Eating Frozen Foods is Healthy
Get the most nutrition budget meal planning on a vegan diet by using frozen foods.
Frozen foods are picked at the height of ripeness. All of their delicious flavors are sealed in when they are first quickly blanched then flash frozen.
Quick tip: I love adding frozen kale, peas, corn, and broccoli to soups and stews because they cool it down right before serving.
There has never been a more convenient healthy food than frozen fruits and vegetables.
They don’t go bad, and they are a fraction of the cost of fresh.
Eat Starches and Whole Grains for the Base of Your Meals
Even if you’re eating in season and eating a lot of frozen fruits and veggies, when you make those the base for most meals, your grocery bill will still climb.
Instead, lets take a look at how the majority of the world eats.
Most of the world’s population live in second and third world countries.
“Two-thirds of the world population live on less than 10 $-int per day.

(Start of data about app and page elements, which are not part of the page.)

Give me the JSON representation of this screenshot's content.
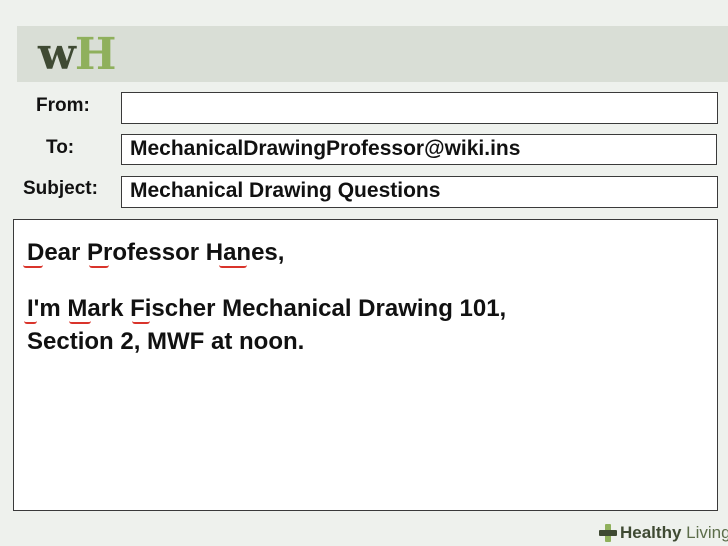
{
  "logo": {
    "part1": "w",
    "part2": "H"
  },
  "form": {
    "from": {
      "label": "From:",
      "value": ""
    },
    "to": {
      "label": "To:",
      "value": "MechanicalDrawingProfessor@wiki.ins"
    },
    "subject": {
      "label": "Subject:",
      "value": "Mechanical Drawing Questions"
    }
  },
  "message": {
    "greeting": "Dear Professor Hanes,",
    "line1": "I'm Mark Fischer Mechanical Drawing 101,",
    "line2": "Section 2, MWF at noon."
  },
  "footer": {
    "brand_bold": "Healthy",
    "brand_light": " Living"
  },
  "colors": {
    "logo_dark": "#3f4a33",
    "logo_green": "#8fb05c",
    "highlight_underline": "#d9342b",
    "header_band": "#d9ded6"
  }
}
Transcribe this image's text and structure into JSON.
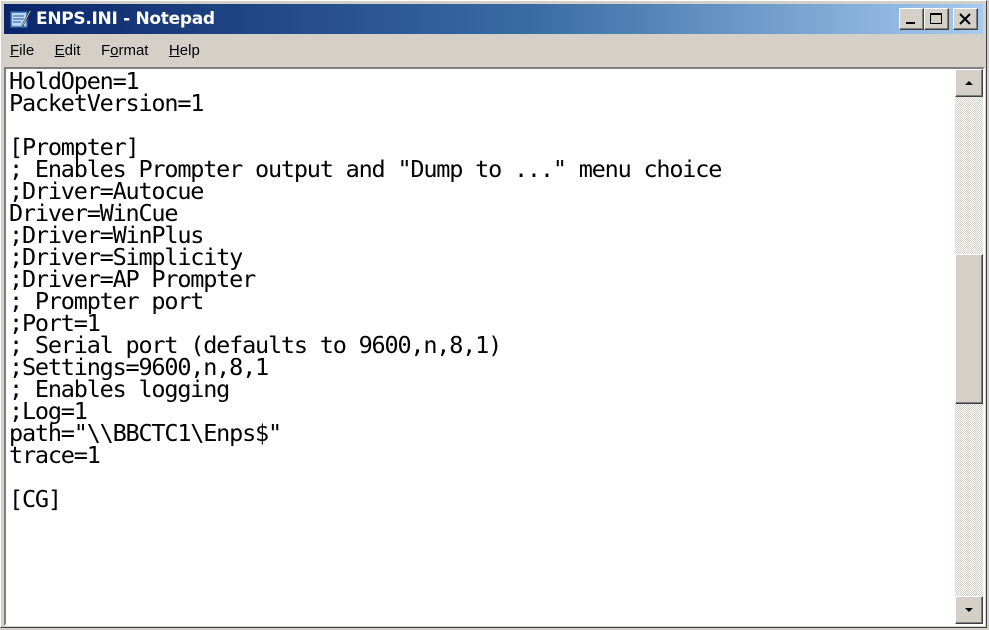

And every tenth person lives on less than 1.90 $-int per day.”
Many of these cultures have relied on plant-based diets for years out of necessity.

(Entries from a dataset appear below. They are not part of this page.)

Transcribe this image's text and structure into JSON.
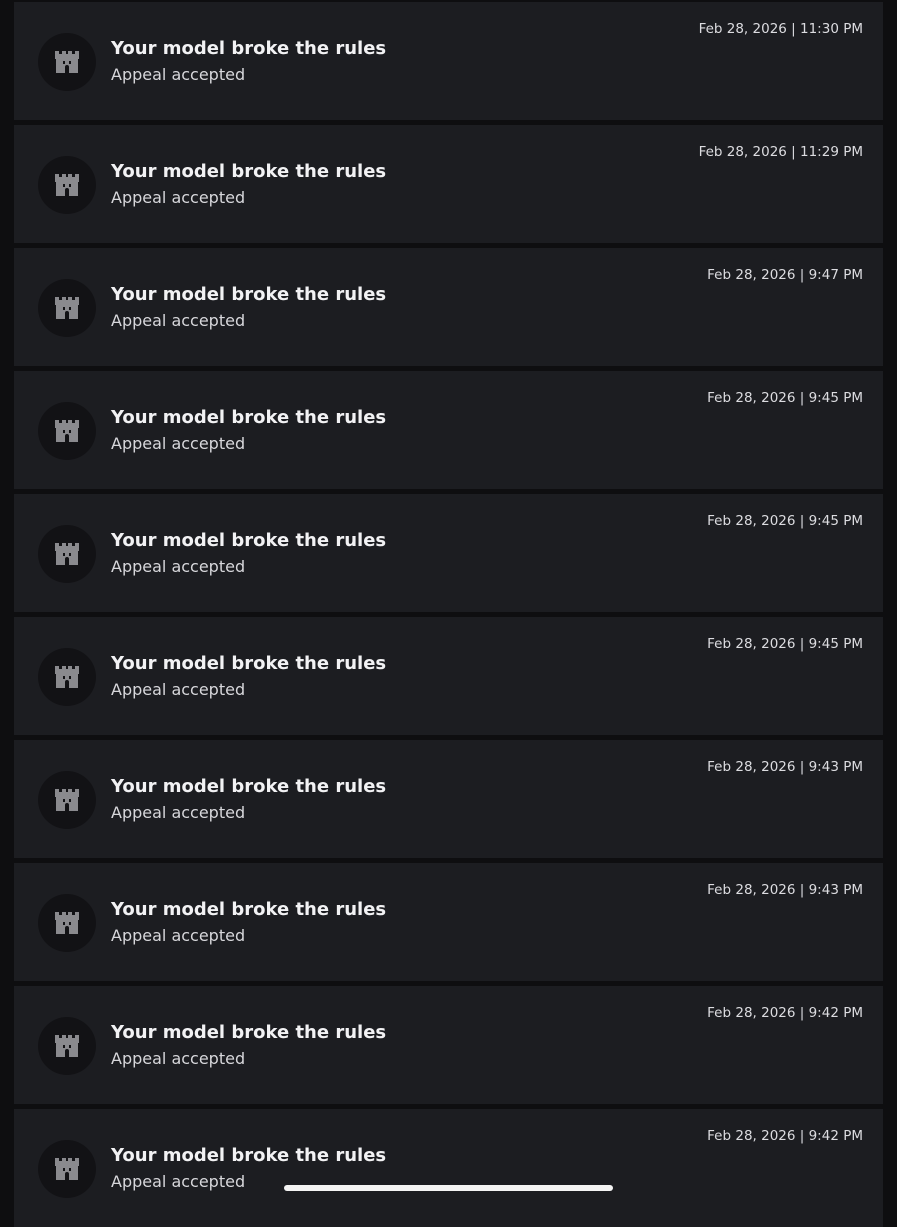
{
  "notifications": [
    {
      "icon": "castle-icon",
      "title": "Your model broke the rules",
      "subtitle": "Appeal accepted",
      "timestamp": "Feb 28, 2026 | 11:30 PM"
    },
    {
      "icon": "castle-icon",
      "title": "Your model broke the rules",
      "subtitle": "Appeal accepted",
      "timestamp": "Feb 28, 2026 | 11:29 PM"
    },
    {
      "icon": "castle-icon",
      "title": "Your model broke the rules",
      "subtitle": "Appeal accepted",
      "timestamp": "Feb 28, 2026 | 9:47 PM"
    },
    {
      "icon": "castle-icon",
      "title": "Your model broke the rules",
      "subtitle": "Appeal accepted",
      "timestamp": "Feb 28, 2026 | 9:45 PM"
    },
    {
      "icon": "castle-icon",
      "title": "Your model broke the rules",
      "subtitle": "Appeal accepted",
      "timestamp": "Feb 28, 2026 | 9:45 PM"
    },
    {
      "icon": "castle-icon",
      "title": "Your model broke the rules",
      "subtitle": "Appeal accepted",
      "timestamp": "Feb 28, 2026 | 9:45 PM"
    },
    {
      "icon": "castle-icon",
      "title": "Your model broke the rules",
      "subtitle": "Appeal accepted",
      "timestamp": "Feb 28, 2026 | 9:43 PM"
    },
    {
      "icon": "castle-icon",
      "title": "Your model broke the rules",
      "subtitle": "Appeal accepted",
      "timestamp": "Feb 28, 2026 | 9:43 PM"
    },
    {
      "icon": "castle-icon",
      "title": "Your model broke the rules",
      "subtitle": "Appeal accepted",
      "timestamp": "Feb 28, 2026 | 9:42 PM"
    },
    {
      "icon": "castle-icon",
      "title": "Your model broke the rules",
      "subtitle": "Appeal accepted",
      "timestamp": "Feb 28, 2026 | 9:42 PM"
    }
  ],
  "colors": {
    "page_background": "#0e0e10",
    "card_background": "#1c1d21",
    "avatar_background": "#121215",
    "icon_color": "#8a8a8e",
    "title_color": "#f2f2f4"
  }
}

Some of the cheapest foods you can buy are rice, oats, beans, lentils, and potatoes.
When you make these foods the base for your meal and you add in nutrition from your fruits and vegetables, you’ve got a winning combination for your wallet and your health.
How to Meal Plan a Vegan Diet on Budget for the Week
I’ve created a video and blog post all about the method I use to meal plan a balanced vegan diet here.
It’s all about choosing your favorite plant-based proteins first, then planning around those based on what you have on hand and what’s on sale at the store.
This little nugget of info will help you put theory into practice, so be sure to read/watch it next!
So, as you can see, eating vegan is not more expensive than eating a standard American or Canadian diet, when you plan it properly.
It all comes down to what foods you use to swap out your meat, dairy and eggs.
So why all the fuss? Why does everyone think eating vegan is only for the rich?
Circling back to our chat about processed foods.
The same is true for processed vegan foods as it is for processed non-vegan foods.
The more steps involved in the processing, the more expensive the item becomes.
But, there is another principal that comes into play here when we are talking about expense and vegan processed foods:
Supply & Demand
Because veganism isn’t as widely adopted by society as a Standard American or Canadian diet, our processed products tend to be exponentially higher than similar items that are not vegan.
Take a look at ice cream for example.
If you go to the store right now and look at Coconut Bliss ice cream (super delicious BTW).
Their ice cream sells for $1.79/100g.
It’s a smaller company than the big players like Breyers who clock in at only $0.36/100g.
There’s Never Been a Better Time to Go Vegan
But, even though Coconut Bliss is still considerably higher than Breyers, the cool thing about going vegan now is that these big companies are starting to realize that dairy isn’t going to be around for much longer.
They are diversifying to save their companies.
And now, we have amazing non-dairy ice cream flavors from the big players like Breyers, Haagen Daze, and Ben & Jerry’s
Today, Breyers Non-Dairy Cookies & Cream flavor is on sale for only $0.24/100g.
If your wallet has room, than I would advocate for supporting the grassroots vegan companies over the big names who wanna cash in on the trend, but I wanted to show you that you can still eat a delicious, varied vegan diet on budget-for the same or less than what you were paying at the grocery store before becoming vegan.
How Much Money Could You Save by Going Vegan?
Now that you know budget meal planning on a vegan diet is possible, and I wanna know how much you’ll save!
Look up your favorite foods at your store right now…is there a vegan option?
Is it more expensive or less than what you would normally pay?
Can you swap it out with a healthier, whole-food choice?
Megan Kerry is a Vegan Lifestyle Educator and Licensed Practical Nurse. Her content focuses on vegan recipes and ethical living. She is a mom of four children, a long time vegan, and an even longer time foodie. She loves veganizing any and all dishes and sharing her recipes and lifestyle tips with all of you!